A project of Democracy Fund

April 19, 2017

So, You Want to Start an Email Newsletter? Five Reasons You Should


Creative Commons

Creative Commons


Editor’s note: For more resources about starting an email newsletter, don’t miss our guide to newsletters.  


Newsletters are booming. It seems like just about every news organization has one — or several — and VCs are lining up to invest in businesses like The Skimm, Axios, and The Hustle.

Email is not new. It was the first widespread mode of communication online. But rather than remaining stagnant, more than 40 years later people are innovating with the form and finding new ways to reach audiences. Here are five reasons you too should launch a newsletter.

1. Ownership

An email list is the only way to truly own your audience reach online. Twitter owns your Twitter followers. Facebook owns your Facebook friends. As social platforms face more pressure to turn a profit, they are raising that revenue by increasingly charging you to reach people who are already part of your audience – which when you think about it is hardly a desirable or sustainable model. You alone own your email list. And unlike social media, you can easily take your audience with you should you chose to move to another email platform.

2. Connection

Creative Commons image.

Building an email list gives you a very high return on investment. Consider this example:

Say you have 100,000 followers on Twitter. On average 2-3% of your audience (3,000 people) will see your tweet. Compare that to an email list of 100,000; where on average 20% of your subscribers (20,000 people) will open your email. Email is multiples more effective at connecting with your audience. It’s not manipulated by algorithms – it’s straightforward and dependable.

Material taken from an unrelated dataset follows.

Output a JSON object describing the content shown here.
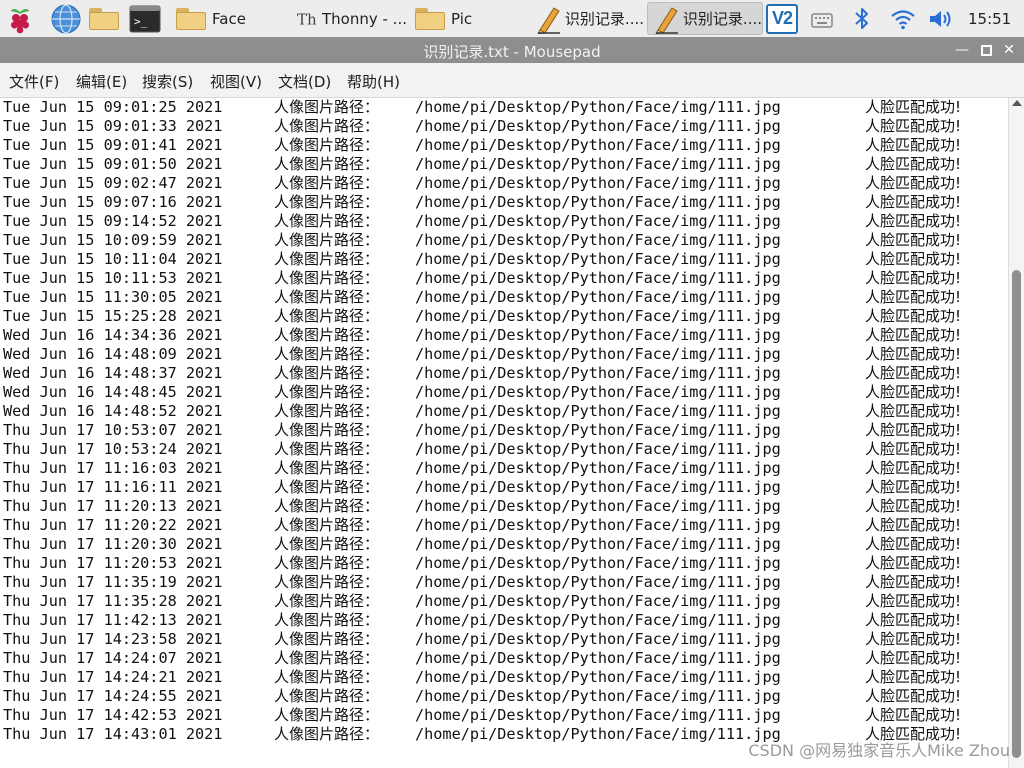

3. Data

One of the major ways modern email newsletters are unique is the combination of micro and macro level data they collect about your audience. On a macro level you can learn the age and gender distribution of your audience, who is on what social media platform, what signup sources produce/deliver the most engaged readers. On a micro level – you can look to see who opened your email, who clicked on links, and who forwarded to friends or even other listservs. You can observe the behavior and who exactly your reader is who is taking those actions. This data is an invaluable feedback loop; a constant market research tool.

4. Cross-Platform Compatibility

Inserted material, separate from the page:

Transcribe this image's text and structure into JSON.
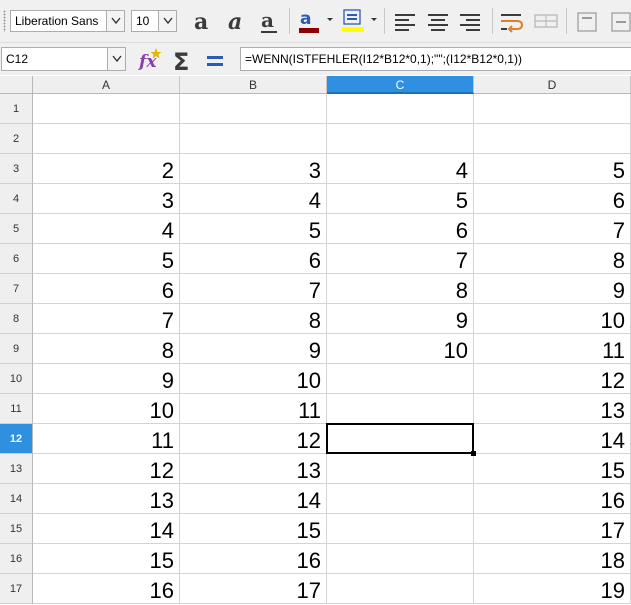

Technological advancement has made it fairly easy to leverage data from your email list on other channels, and vise-versa. You can segment out a group of your email list which is also on Twitter and email them with a targeted note. Or create a lookalike audience on Facebook based on data from your most engaged readers to better target your Facebook advertisements (don’t forget to make sure you choose the option to suppress advertising to your existing audience!).

5. Low Barriers To Entry

via Creative Commons

Some people think it’s expensive or complicated to start a newsletter. It’s not. Email service providers are inexpensive (many even have freemium models) and most integrate with other popular CMS services. Browser plugins and note taking apps can also help cut down the time it takes for you to compile content, write your newsletter, and check your links work before hitting send. As technology continues to advance the process of sending a quality newsletter is only going to get easier — if you know the basics.


Check Out Our Training On Newsletters

In our DigitalEd training , “How to Launch a Killer Newsletter,” we provide you an overview of what you need to know to launch an email newsletter. Which email service provider should you use? How do you avoid being marked as spam? Why isn’t your email easily viewable on mobile? What’s the right balance between design and content? Short term and long-term engagement? Which opens should you pay attention to? These are a few of the questions that we address. If you missed the live training, you can still follow this link to get an archived version of the training.


Daniela Gerson is an assistant professor at California State University, Northridge with a focus on community, ethnic, and participatory media. She is also a senior fellow at the Democracy Fund. Before that she was a community engagement editor at the LA Times; founding editor of a trilingual hyperlocal publication, Alhambra Source; staff immigration reporter for the New York Sun; and a contributor to outlets including WNYC: New York Public Radio, The World, Der Spiegel, Financial Times, CNN, and The New York Times. You can find her on Twitter @dhgerson

Jacque Boltik is a consultant, speaker, and educator at the forefront of the modern email newsletter resurgence. She helps clients develop and implement integrated digital strategies anchored in email that create sustainable competitive advantages through audience development and revenue growth. Formerly, Jacque was the Director of Strategy and Business Development at the L.A. Times where she created new revenue generating verticals for the U.S. and Asian markets – from orchestrating the launch of over a dozen high-quality newsletters, such as Essential California, to establishing a joint venture with Sohu Inc.

You can find more information on creating a newsletter at:

This piece was originally published by MediaShift, and republished with permission.